We keep traveling in circles in the technology space and we often don’t recognize we’ve done so. Perhaps it’s a bit more of a spiral than a circle since we do end up at a slightly different starting point each time.
The first computers I worked on were dumb terminals wired to a central processor. The next step was to take some load off the central processor by distributing some processing power to the terminals and making them a little smart. Then, as memory and processing power got cheaper, we made the remote devices powerful enough to operate on their own and connect with a central hub to pass data — often to the big, powerful tools needed to grind through large volumes of data. In addition, connecting to the hub allowed us to share with others.
Hardware has followed a very similar path. My first GPS unit had an external antenna connected by a cable to a box containing the circuit board with all of the intelligence. There was a separate external power supply and the whole thing had to connect to a computer. Gradually, all of the pieces came together into a nice handheld unit. At least with the consumer-grade GPS, the external antenna connection became optional and the connection to the computer was to share data with the desktop program and load updates to the GPS.
Amateur radio (ham radio) went the same way. Early mobile units often had a large box under the dash, which was wired to another large box in the trunk of the car. Transistors and miniaturization allowed all of that to get consolidated into a single unit. Then, to reduce the space required in the driver/passenger compartment, manufacturers developed a wired, detachable faceplate and we were putting a small unit on the dash and a larger component under the seat. The next step was to make that connection wireless.

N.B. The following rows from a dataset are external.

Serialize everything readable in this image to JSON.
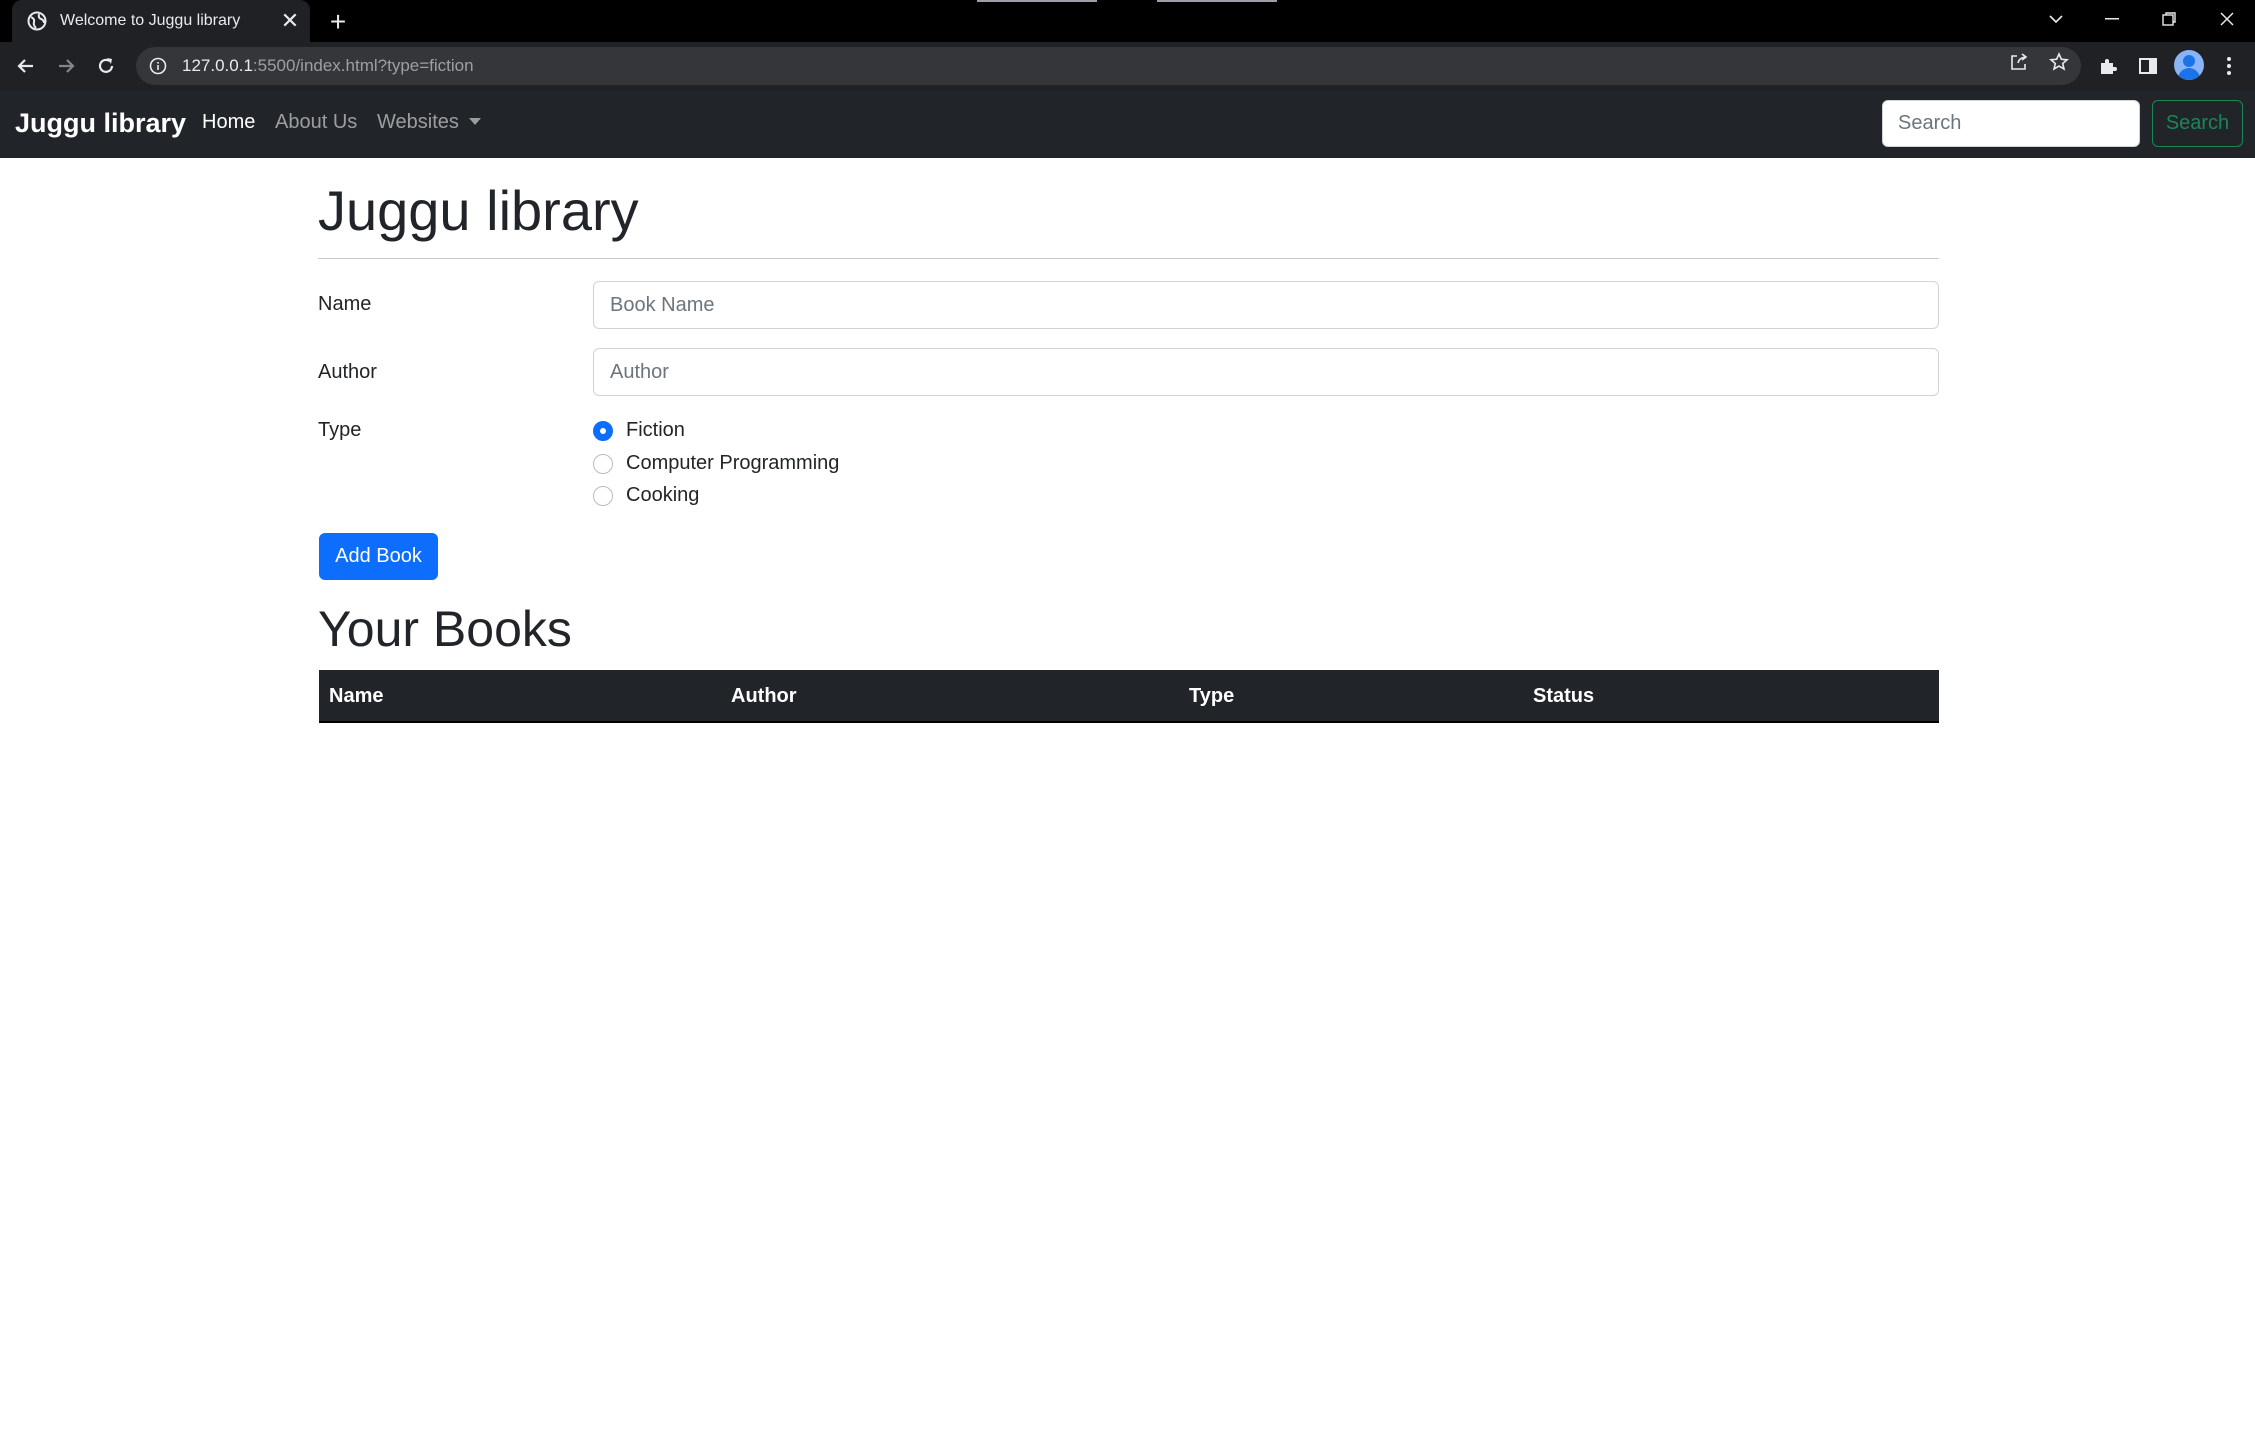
{
  "browser": {
    "tab_title": "Welcome to Juggu library",
    "url_host": "127.0.0.1",
    "url_rest": ":5500/index.html?type=fiction"
  },
  "navbar": {
    "brand": "Juggu library",
    "links": [
      {
        "label": "Home",
        "active": true
      },
      {
        "label": "About Us",
        "active": false
      },
      {
        "label": "Websites",
        "active": false
      }
    ],
    "search_placeholder": "Search",
    "search_button": "Search"
  },
  "main": {
    "title": "Juggu library",
    "form": {
      "name_label": "Name",
      "name_placeholder": "Book Name",
      "author_label": "Author",
      "author_placeholder": "Author",
      "type_label": "Type",
      "types": [
        {
          "label": "Fiction",
          "checked": true
        },
        {
          "label": "Computer Programming",
          "checked": false
        },
        {
          "label": "Cooking",
          "checked": false
        }
      ],
      "submit_label": "Add Book"
    },
    "books_title": "Your Books",
    "table_headers": [
      "Name",
      "Author",
      "Type",
      "Status"
    ]
  },
  "colors": {
    "navbar_bg": "#212529",
    "primary": "#0d6efd",
    "success": "#198754"
  }
}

One of the latest innovations in amateur radio is software-enabled transceivers. No surprise, the same thing is happening in geospatial — the software-enabled GNSS. Your smartphone or tablet becomes the user interface for the system. Things aren’t going to stop there. We can certainly count on more software-enabled devices capitalizing on the increasingly powerful user interface we are all carrying in our pockets.
Manufacturers — Leica, Riegl, Topcon, Trimble, you name it — are putting more power into each device. Lasers and photo imaging are being joined by thermal imaging. It’s all in one package that already includes GPS/GNSS and probably a Bluetooth or other wireless link for data sharing and/or user interface. That means your standard surveying kit communicates directly with that phone in your pocket. You already have a comfort level with the apps and user interface of your phone, so your learning curve and productivity get a boost.
A next step in reducing the real estate needed for all that functionality in the workhorse laser/photo/thermal/GNSS is to move the processing power again and follow the software-enabled path. It’s not quite a circle, but it’s definitely not a straight line.